American flags are everywhere, there is a huge one on the wall across from me. In the months before this walk I tried to stay away from the flag. I could even say that I had an aversion to it because of the way that I saw it used. I saw it being used as a blindfold, as a cheap "look out team won the superbowl t-shirt and we've always loved our team!" but next year the t-shirt will be in a bag outside the local thrift shop. A red, white, and blue paint job that will chip away with a little weather. And so on. Since I have begun this journey I have a new view of the flag.

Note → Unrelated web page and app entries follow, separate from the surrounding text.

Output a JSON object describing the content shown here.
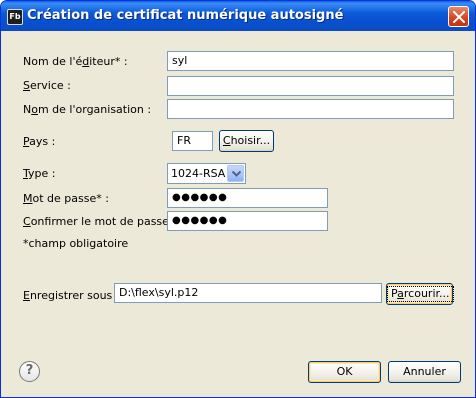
{
  "window": {
    "title": "Création de certificat numérique autosigné",
    "app_icon_text": "Fb"
  },
  "form": {
    "publisher": {
      "label_mn": "d",
      "label": "Nom de l'é",
      "label_mid": "d",
      "label_after": "iteur* :",
      "value": "syl"
    },
    "service": {
      "label_mn": "S",
      "label_rest": "ervice :",
      "value": ""
    },
    "organization": {
      "label_pre": "N",
      "label_mn": "o",
      "label_rest": "m de l'organisation :",
      "value": ""
    },
    "country": {
      "label_mn": "P",
      "label_rest": "ays :",
      "value": "FR",
      "button_mn": "C",
      "button_rest": "hoisir..."
    },
    "type": {
      "label_mn": "T",
      "label_rest": "ype :",
      "value": "1024-RSA"
    },
    "password": {
      "label_mn": "M",
      "label_rest": "ot de passe* :",
      "value": "●●●●●●"
    },
    "confirm": {
      "label_mn": "C",
      "label_rest": "onfirmer le mot de passe* :",
      "value": "●●●●●●"
    },
    "required_note": "*champ obligatoire",
    "save_as": {
      "label_mn": "E",
      "label_rest": "nregistrer sous :",
      "value": "D:\\flex\\syl.p12",
      "button_pre": "P",
      "button_mn": "a",
      "button_rest": "rcourir..."
    }
  },
  "footer": {
    "help_symbol": "?",
    "ok_label": "OK",
    "cancel_label": "Annuler"
  }
}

Yes, it can be used in ways that are cheap and ignorant. But the flag is a loaded image, one that evokes scenes from both ends of the spectrum. Like a cross is the Inquisition and torture racks, mother Teresa and compassion. The American flag is the Mei Lei massacre and little league baseball (without the pressure of overbearing fathers shouting from the stands). Innocence. There has never been a symbol that embodies the best and the worst of man and its governments than the American flag. And rarely has that symbol been seen as much as it is now. We see it this much only in times of great troubles or great triumph. I had become used to the flag as a bumper sticker on an SUV. But now, in these small towns and in these people's homes and their cafes and their work places I see that symbol being used in a way that is true, in a way that does not offend me. I see it on every fireman and police man, on a waitress' shirt, a trucker's hat, the wall of this cafe, painted on an old barn, hung beside a rural mail box. These flags I respect. I see now that I was only looking at one small aspect of this loaded image.

The flag is finding it's way into more and more of my imagery, it is hard for it not to, it is everywhere and it is everything. I will take it for it's promise,and its potential, and its freedoms, not it's bloody battles and hate mongers and ignorance. I'll take it because today it is Michelle my waitress and country music on a jukebox and two eggs overeasy with bacon and hashbrowns and sourdough toast, 5 refills on my coffee. My favorite bar, my favorite girl, my favorite song, my favorite mountain; all American.

These are my American flags. I am sorry I abandoned you for so long. Long may you wave. I take you for your promise.

More work, a busy road, commuters to Phoenix. Long dark and narrow through irrigated fields. Tonight these irrigate d fields make me think of more than my home. I am a bit patriotic today, seeing the many images of American, and tonight I have decided that America is the smell of an irrigated field in the night. I am absolutely sure of it. I will find others along this journey perhaps, but for now America is these wet fields on a cold night outside of Buckeye, Arizona. Just out of Buckeye I buy coffee, the air from the cold fields has gone through my clothes and into my bones.

An Indian girl works the cash register at this gas station. If I were in a car I would have said, "How much is a refill?" gotten my change and left. Tonight I stay around to talk to the girl behind the cash register. Isael. She wants to know all about me and my journey, why I am doing this, what kind of life I left to be here on the road. I tell her that I left the perfect life, the perfect girl, the perfect home. "If you have everything that a man could want then why did you leave it?" "Because I want to be more than a man." Aren't you afraid sometimes that you wont make it?" "Yes, but not today, today I know I'll make it." I fill up Cosmo's water and when I come back in she say she has something for me. A small plastic card that says "Believe in yourself." Someone gave it to me when I needed it, now it is for you." The kindest gift I have received, from a person I would have never talked to in the hurry of my life. I love this girl.

I don't normally like these kind of gas station inspirational quotes for $1.49, but this one I will always keep with me, this generous gift of Isael's. It says: "Believe in yourself- in the power you have to control your own life, day by day. Believe in the strength that you have deep inside, and your faith will help show you the way. Believe in tomorrow and what it will bring- let a hopeful heart carry you through. For things will work out if you trust and believe there's no limit to what you can do." -Emily Matthews I want to hug her but the store is busy now. So I walk more fields into town.

At the only place open in town, a Mexican restaurant, I buy a cheap burrito and coffee. A man who has seen us many times on the road, Guillermo, buys a steak dinner with beans and tortillas, and a large rice milk for Cosmo. Mexican music play on the jukebox but I cannot take it seriously when there is so much accordion in it. Sleeping in a park between Our Savior's Lutheran Church and a huge statue of Hobo Joe in the yard of a meat processing plant. Cosmo rolls in the grass then sleeps on her back. A day with many treasures. America is generosity. Michelle, Isael, Guillermo.